▸ **Problem details**: Exact repetition, pictures omitted: give every record below again.

Excerpts from an interface dataset

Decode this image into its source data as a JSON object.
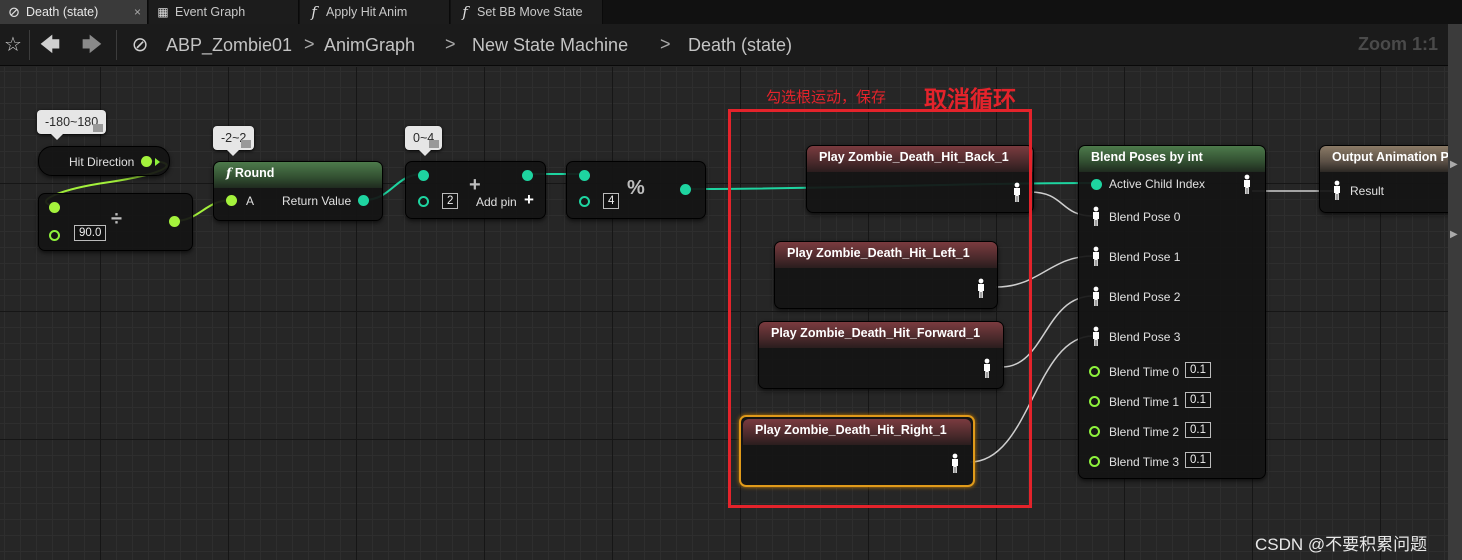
{
  "tabs": [
    {
      "label": "Death (state)",
      "icon": "state-icon",
      "active": true
    },
    {
      "label": "Event Graph",
      "icon": "event-graph-icon"
    },
    {
      "label": "Apply Hit Anim",
      "icon": "function-icon",
      "glyph": "f"
    },
    {
      "label": "Set BB Move State",
      "icon": "function-icon",
      "glyph": "f"
    }
  ],
  "breadcrumb": {
    "items": [
      "ABP_Zombie01",
      "AnimGraph",
      "New State Machine",
      "Death (state)"
    ],
    "separator": ">",
    "zoom": "Zoom 1:1"
  },
  "comments": {
    "direction_range": "-180~180",
    "round_range": "-2~2",
    "add_range": "0~4"
  },
  "nodes": {
    "hit_direction": {
      "label": "Hit Direction"
    },
    "divide": {
      "symbol": "÷",
      "value": "90.0"
    },
    "round": {
      "glyph": "f",
      "title": "Round",
      "input": "A",
      "output": "Return Value"
    },
    "add": {
      "symbol": "+",
      "value": "2",
      "add_pin": "Add pin"
    },
    "modulo": {
      "symbol": "%",
      "value": "4"
    },
    "plays": [
      {
        "title": "Play Zombie_Death_Hit_Back_1"
      },
      {
        "title": "Play Zombie_Death_Hit_Left_1"
      },
      {
        "title": "Play Zombie_Death_Hit_Forward_1"
      },
      {
        "title": "Play Zombie_Death_Hit_Right_1"
      }
    ],
    "blend": {
      "title": "Blend Poses by int",
      "active_child": "Active Child Index",
      "poses": [
        "Blend Pose 0",
        "Blend Pose 1",
        "Blend Pose 2",
        "Blend Pose 3"
      ],
      "times": [
        {
          "label": "Blend Time 0",
          "value": "0.1"
        },
        {
          "label": "Blend Time 1",
          "value": "0.1"
        },
        {
          "label": "Blend Time 2",
          "value": "0.1"
        },
        {
          "label": "Blend Time 3",
          "value": "0.1"
        }
      ]
    },
    "output": {
      "title": "Output Animation Pose",
      "result": "Result"
    }
  },
  "annotations": {
    "small": "勾选根运动，保存",
    "big": "取消循环",
    "color": "#e4232b"
  },
  "watermark": "CSDN @不要积累问题",
  "colors": {
    "exec_pin": "#1ed4a0",
    "float_pin": "#a4f23c",
    "selected_outline": "#e09a1a"
  }
}
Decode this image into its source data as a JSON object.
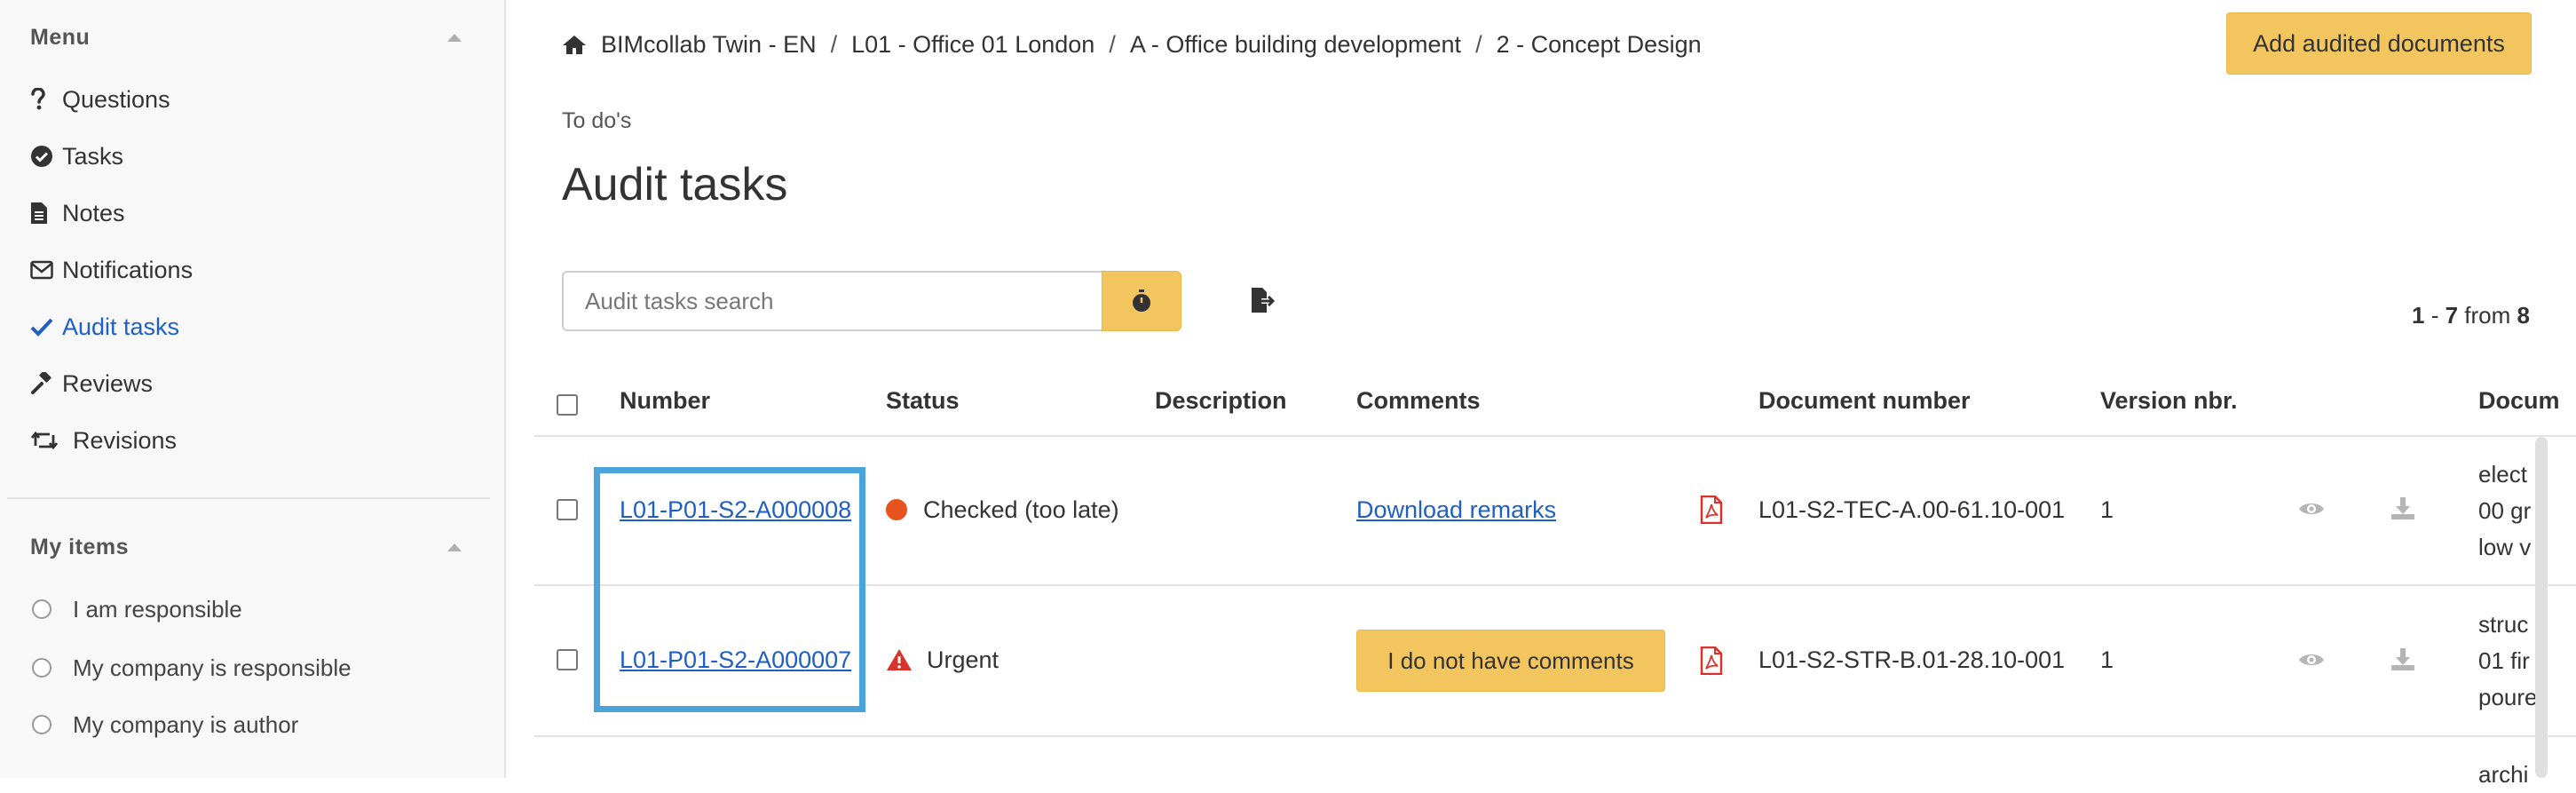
{
  "sidebar": {
    "menu_title": "Menu",
    "items": [
      {
        "label": "Questions",
        "icon": "question-icon"
      },
      {
        "label": "Tasks",
        "icon": "check-circle-icon"
      },
      {
        "label": "Notes",
        "icon": "file-icon"
      },
      {
        "label": "Notifications",
        "icon": "envelope-icon"
      },
      {
        "label": "Audit tasks",
        "icon": "check-icon",
        "active": true
      },
      {
        "label": "Reviews",
        "icon": "gavel-icon"
      },
      {
        "label": "Revisions",
        "icon": "retweet-icon"
      }
    ],
    "my_items_title": "My items",
    "filters": [
      {
        "label": "I am responsible"
      },
      {
        "label": "My company is responsible"
      },
      {
        "label": "My company is author"
      }
    ]
  },
  "breadcrumb": {
    "items": [
      "BIMcollab Twin - EN",
      "L01 - Office 01 London",
      "A - Office building development",
      "2 - Concept Design"
    ],
    "separator": "/"
  },
  "actions": {
    "add_audited_documents": "Add audited documents"
  },
  "header": {
    "section": "To do's",
    "title": "Audit tasks"
  },
  "search": {
    "placeholder": "Audit tasks search"
  },
  "pager": {
    "start": "1",
    "dash": "-",
    "end": "7",
    "from_label": "from",
    "total": "8"
  },
  "table": {
    "columns": {
      "number": "Number",
      "status": "Status",
      "description": "Description",
      "comments": "Comments",
      "document_number": "Document number",
      "version": "Version nbr.",
      "document": "Docum"
    },
    "rows": [
      {
        "number": "L01-P01-S2-A000008",
        "status": "Checked (too late)",
        "comments": "Download remarks",
        "document_number": "L01-S2-TEC-A.00-61.10-001",
        "version": "1",
        "doc_lines": [
          "elect",
          "00 gr",
          "low v"
        ]
      },
      {
        "number": "L01-P01-S2-A000007",
        "status": "Urgent",
        "comments": "I do not have comments",
        "document_number": "L01-S2-STR-B.01-28.10-001",
        "version": "1",
        "doc_lines": [
          "struc",
          "01 fir",
          "poure"
        ]
      },
      {
        "doc_lines": [
          "archi"
        ]
      }
    ]
  },
  "colors": {
    "accent_yellow": "#f3c55f",
    "link_blue": "#1f5fc5",
    "status_orange": "#e8521c",
    "urgent_red": "#d9322a",
    "highlight_blue": "#4aa3db"
  }
}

▸ **Response to the task**:
Decode this image into its source data as a JSON object.
{
  "tabs": [
    {
      "label": "Death (state)",
      "icon": "state-icon",
      "active": true
    },
    {
      "label": "Event Graph",
      "icon": "event-graph-icon"
    },
    {
      "label": "Apply Hit Anim",
      "icon": "function-icon",
      "glyph": "f"
    },
    {
      "label": "Set BB Move State",
      "icon": "function-icon",
      "glyph": "f"
    }
  ],
  "breadcrumb": {
    "items": [
      "ABP_Zombie01",
      "AnimGraph",
      "New State Machine",
      "Death (state)"
    ],
    "separator": ">",
    "zoom": "Zoom 1:1"
  },
  "comments": {
    "direction_range": "-180~180",
    "round_range": "-2~2",
    "add_range": "0~4"
  },
  "nodes": {
    "hit_direction": {
      "label": "Hit Direction"
    },
    "divide": {
      "symbol": "÷",
      "value": "90.0"
    },
    "round": {
      "glyph": "f",
      "title": "Round",
      "input": "A",
      "output": "Return Value"
    },
    "add": {
      "symbol": "+",
      "value": "2",
      "add_pin": "Add pin"
    },
    "modulo": {
      "symbol": "%",
      "value": "4"
    },
    "plays": [
      {
        "title": "Play Zombie_Death_Hit_Back_1"
      },
      {
        "title": "Play Zombie_Death_Hit_Left_1"
      },
      {
        "title": "Play Zombie_Death_Hit_Forward_1"
      },
      {
        "title": "Play Zombie_Death_Hit_Right_1"
      }
    ],
    "blend": {
      "title": "Blend Poses by int",
      "active_child": "Active Child Index",
      "poses": [
        "Blend Pose 0",
        "Blend Pose 1",
        "Blend Pose 2",
        "Blend Pose 3"
      ],
      "times": [
        {
          "label": "Blend Time 0",
          "value": "0.1"
        },
        {
          "label": "Blend Time 1",
          "value": "0.1"
        },
        {
          "label": "Blend Time 2",
          "value": "0.1"
        },
        {
          "label": "Blend Time 3",
          "value": "0.1"
        }
      ]
    },
    "output": {
      "title": "Output Animation Pose",
      "result": "Result"
    }
  },
  "annotations": {
    "small": "勾选根运动，保存",
    "big": "取消循环",
    "color": "#e4232b"
  },
  "watermark": "CSDN @不要积累问题",
  "colors": {
    "exec_pin": "#1ed4a0",
    "float_pin": "#a4f23c",
    "selected_outline": "#e09a1a"
  }
}
Decode this image into its source data as a JSON object.
{
  "sidebar": {
    "menu_title": "Menu",
    "items": [
      {
        "label": "Questions",
        "icon": "question-icon"
      },
      {
        "label": "Tasks",
        "icon": "check-circle-icon"
      },
      {
        "label": "Notes",
        "icon": "file-icon"
      },
      {
        "label": "Notifications",
        "icon": "envelope-icon"
      },
      {
        "label": "Audit tasks",
        "icon": "check-icon",
        "active": true
      },
      {
        "label": "Reviews",
        "icon": "gavel-icon"
      },
      {
        "label": "Revisions",
        "icon": "retweet-icon"
      }
    ],
    "my_items_title": "My items",
    "filters": [
      {
        "label": "I am responsible"
      },
      {
        "label": "My company is responsible"
      },
      {
        "label": "My company is author"
      }
    ]
  },
  "breadcrumb": {
    "items": [
      "BIMcollab Twin - EN",
      "L01 - Office 01 London",
      "A - Office building development",
      "2 - Concept Design"
    ],
    "separator": "/"
  },
  "actions": {
    "add_audited_documents": "Add audited documents"
  },
  "header": {
    "section": "To do's",
    "title": "Audit tasks"
  },
  "search": {
    "placeholder": "Audit tasks search"
  },
  "pager": {
    "start": "1",
    "dash": "-",
    "end": "7",
    "from_label": "from",
    "total": "8"
  },
  "table": {
    "columns": {
      "number": "Number",
      "status": "Status",
      "description": "Description",
      "comments": "Comments",
      "document_number": "Document number",
      "version": "Version nbr.",
      "document": "Docum"
    },
    "rows": [
      {
        "number": "L01-P01-S2-A000008",
        "status": "Checked (too late)",
        "comments": "Download remarks",
        "document_number": "L01-S2-TEC-A.00-61.10-001",
        "version": "1",
        "doc_lines": [
          "elect",
          "00 gr",
          "low v"
        ]
      },
      {
        "number": "L01-P01-S2-A000007",
        "status": "Urgent",
        "comments": "I do not have comments",
        "document_number": "L01-S2-STR-B.01-28.10-001",
        "version": "1",
        "doc_lines": [
          "struc",
          "01 fir",
          "poure"
        ]
      },
      {
        "doc_lines": [
          "archi"
        ]
      }
    ]
  },
  "colors": {
    "accent_yellow": "#f3c55f",
    "link_blue": "#1f5fc5",
    "status_orange": "#e8521c",
    "urgent_red": "#d9322a",
    "highlight_blue": "#4aa3db"
  }
}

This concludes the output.